▸ ENTRIES SUPPLIED
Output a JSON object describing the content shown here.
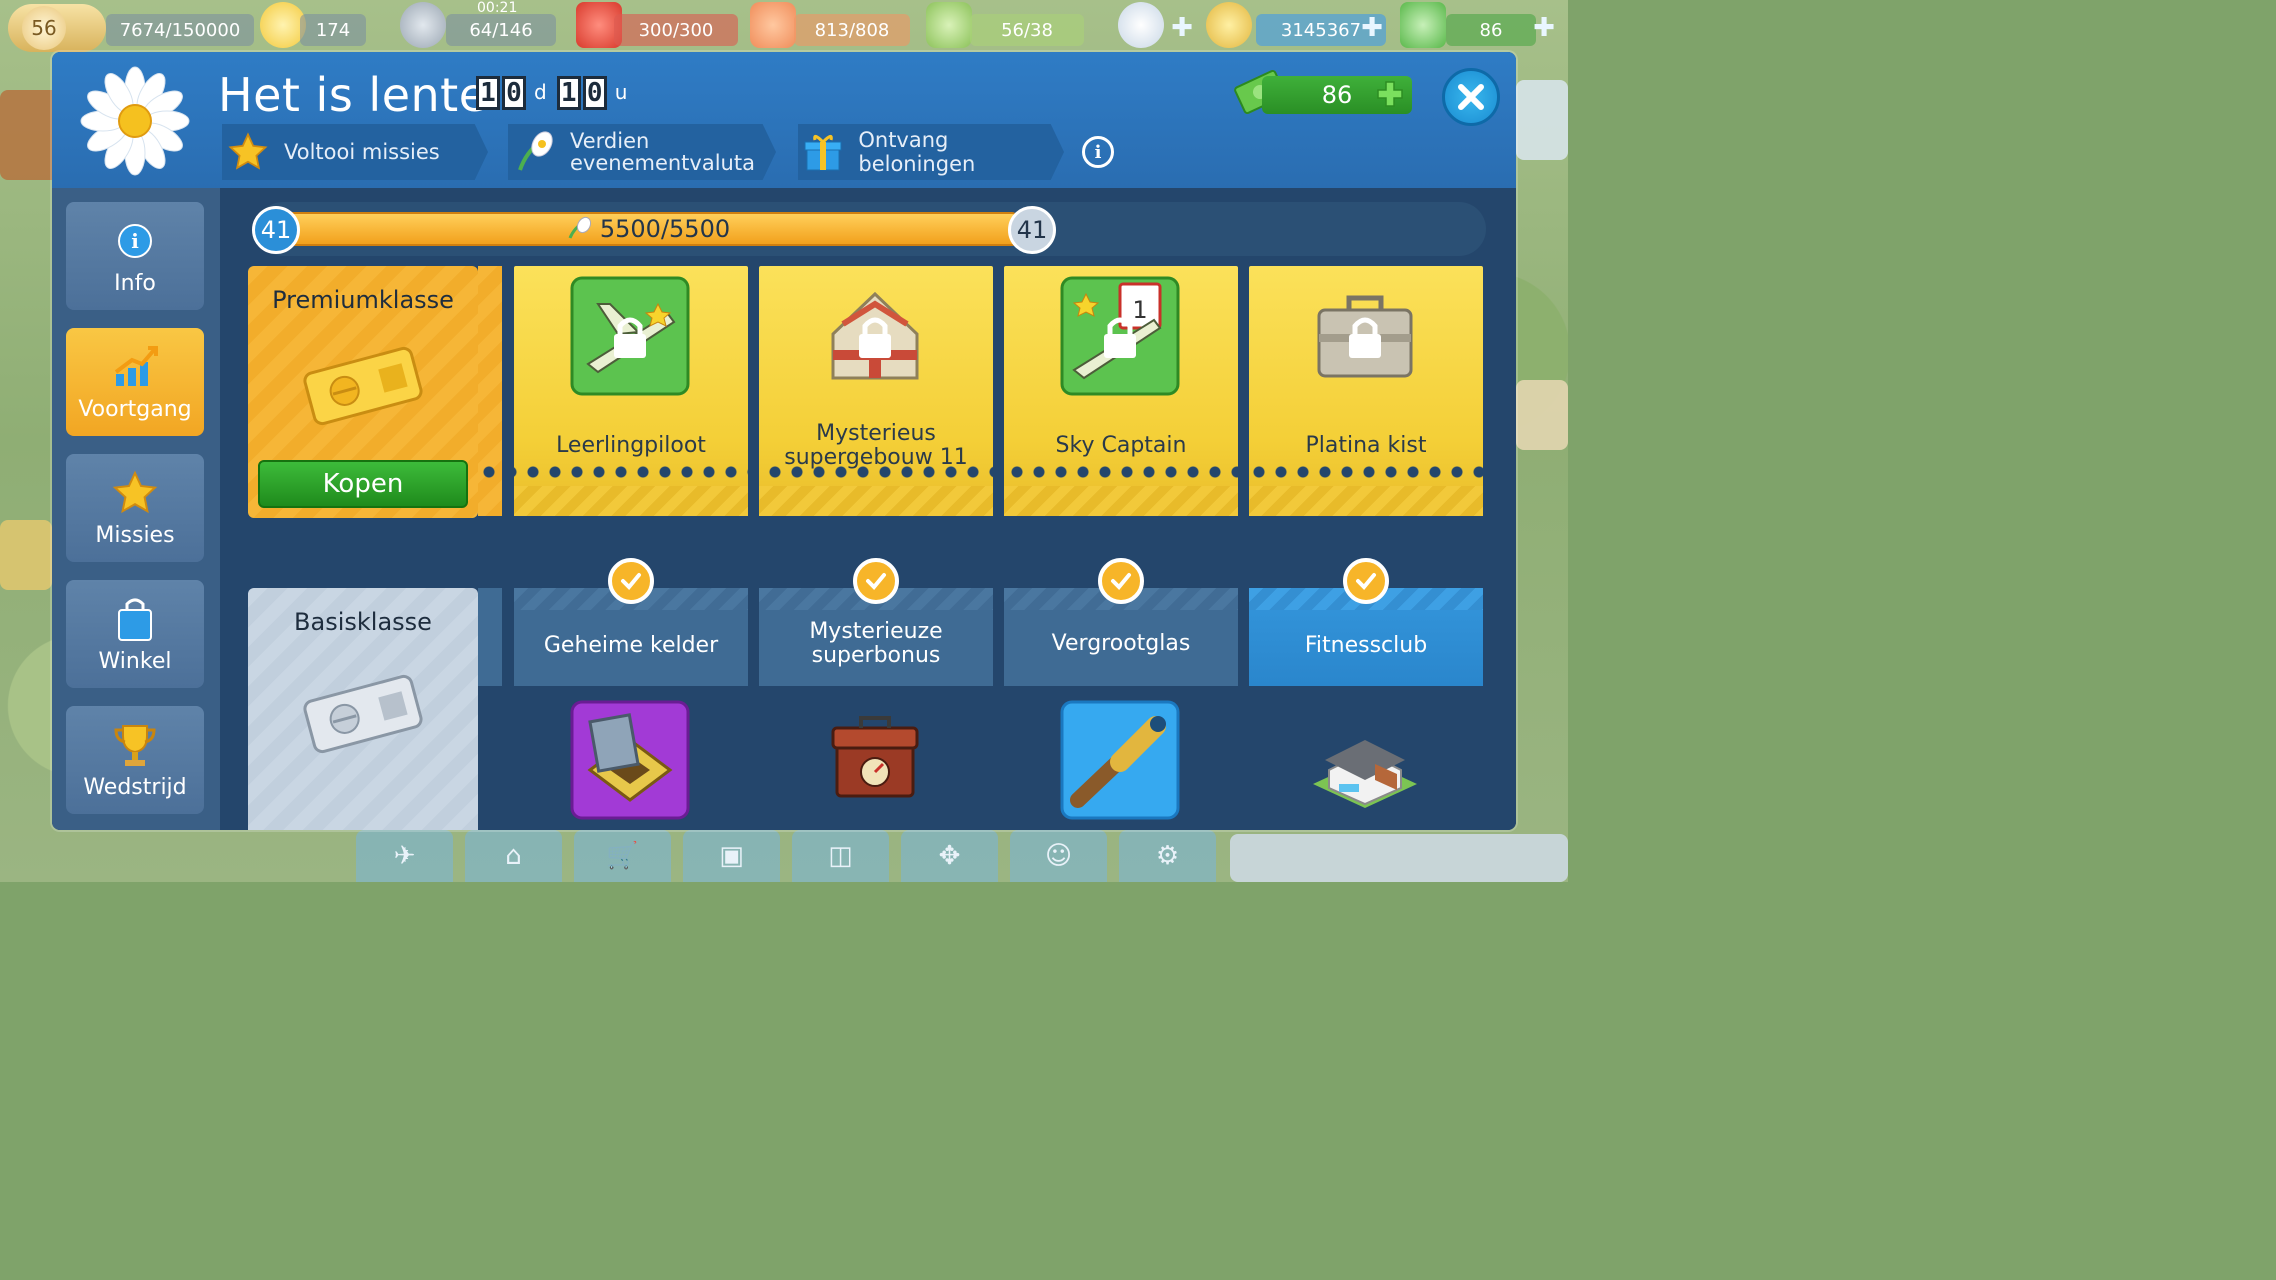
{
  "hud": {
    "level": "56",
    "xp": "7674/150000",
    "stars": "174",
    "time": "00:21",
    "fuel": "64/146",
    "fuel_cans": "300/300",
    "cargo": "813/808",
    "passengers": "56/38",
    "coins": "3145367",
    "cash": "86"
  },
  "modal": {
    "title": "Het is lente",
    "timer": {
      "days_digits": [
        "1",
        "0"
      ],
      "days_unit": "d",
      "hours_digits": [
        "1",
        "0"
      ],
      "hours_unit": "u"
    },
    "steps": [
      {
        "label": "Voltooi missies",
        "icon": "star-icon"
      },
      {
        "label": "Verdien evenementvaluta",
        "icon": "flower-icon"
      },
      {
        "label": "Ontvang beloningen",
        "icon": "gift-icon"
      }
    ],
    "cash": "86",
    "close_icon": "close-icon"
  },
  "sidebar": {
    "items": [
      {
        "label": "Info",
        "icon": "info-icon",
        "active": false
      },
      {
        "label": "Voortgang",
        "icon": "progress-chart-icon",
        "active": true
      },
      {
        "label": "Missies",
        "icon": "star-icon",
        "active": false
      },
      {
        "label": "Winkel",
        "icon": "shopping-bag-icon",
        "active": false
      },
      {
        "label": "Wedstrijd",
        "icon": "trophy-icon",
        "active": false
      }
    ]
  },
  "progress": {
    "level_start": "41",
    "level_end": "41",
    "value_text": "5500/5500",
    "fraction": 1.0
  },
  "classes": {
    "premium": {
      "title": "Premiumklasse",
      "buy_label": "Kopen"
    },
    "basic": {
      "title": "Basisklasse"
    }
  },
  "rewards": [
    {
      "premium": "Leerlingpiloot",
      "basic": "Geheime kelder",
      "premium_icon": "plane-stars-icon",
      "basic_icon": "secret-cellar-icon",
      "claimed": true
    },
    {
      "premium": "Mysterieus supergebouw 11",
      "basic": "Mysterieuze superbonus",
      "premium_icon": "mystery-building-icon",
      "basic_icon": "treasure-chest-icon",
      "claimed": true
    },
    {
      "premium": "Sky Captain",
      "basic": "Vergrootglas",
      "premium_icon": "plane-calendar-icon",
      "basic_icon": "spyglass-icon",
      "claimed": true
    },
    {
      "premium": "Platina kist",
      "basic": "Fitnessclub",
      "premium_icon": "platinum-case-icon",
      "basic_icon": "fitness-club-icon",
      "claimed": true
    }
  ],
  "colors": {
    "header_blue": "#2f7cc5",
    "premium_gold": "#f4cf37",
    "accent_green": "#3dbb3a",
    "check_orange": "#f7b529"
  }
}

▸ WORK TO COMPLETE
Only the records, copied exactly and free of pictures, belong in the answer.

▸ RESPONSE BOX
Output a JSON object describing the content shown here.
{
  "hud": {
    "level": "56",
    "xp": "7674/150000",
    "stars": "174",
    "time": "00:21",
    "fuel": "64/146",
    "fuel_cans": "300/300",
    "cargo": "813/808",
    "passengers": "56/38",
    "coins": "3145367",
    "cash": "86"
  },
  "modal": {
    "title": "Het is lente",
    "timer": {
      "days_digits": [
        "1",
        "0"
      ],
      "days_unit": "d",
      "hours_digits": [
        "1",
        "0"
      ],
      "hours_unit": "u"
    },
    "steps": [
      {
        "label": "Voltooi missies",
        "icon": "star-icon"
      },
      {
        "label": "Verdien evenementvaluta",
        "icon": "flower-icon"
      },
      {
        "label": "Ontvang beloningen",
        "icon": "gift-icon"
      }
    ],
    "cash": "86",
    "close_icon": "close-icon"
  },
  "sidebar": {
    "items": [
      {
        "label": "Info",
        "icon": "info-icon",
        "active": false
      },
      {
        "label": "Voortgang",
        "icon": "progress-chart-icon",
        "active": true
      },
      {
        "label": "Missies",
        "icon": "star-icon",
        "active": false
      },
      {
        "label": "Winkel",
        "icon": "shopping-bag-icon",
        "active": false
      },
      {
        "label": "Wedstrijd",
        "icon": "trophy-icon",
        "active": false
      }
    ]
  },
  "progress": {
    "level_start": "41",
    "level_end": "41",
    "value_text": "5500/5500",
    "fraction": 1.0
  },
  "classes": {
    "premium": {
      "title": "Premiumklasse",
      "buy_label": "Kopen"
    },
    "basic": {
      "title": "Basisklasse"
    }
  },
  "rewards": [
    {
      "premium": "Leerlingpiloot",
      "basic": "Geheime kelder",
      "premium_icon": "plane-stars-icon",
      "basic_icon": "secret-cellar-icon",
      "claimed": true
    },
    {
      "premium": "Mysterieus supergebouw 11",
      "basic": "Mysterieuze superbonus",
      "premium_icon": "mystery-building-icon",
      "basic_icon": "treasure-chest-icon",
      "claimed": true
    },
    {
      "premium": "Sky Captain",
      "basic": "Vergrootglas",
      "premium_icon": "plane-calendar-icon",
      "basic_icon": "spyglass-icon",
      "claimed": true
    },
    {
      "premium": "Platina kist",
      "basic": "Fitnessclub",
      "premium_icon": "platinum-case-icon",
      "basic_icon": "fitness-club-icon",
      "claimed": true
    }
  ],
  "colors": {
    "header_blue": "#2f7cc5",
    "premium_gold": "#f4cf37",
    "accent_green": "#3dbb3a",
    "check_orange": "#f7b529"
  }
}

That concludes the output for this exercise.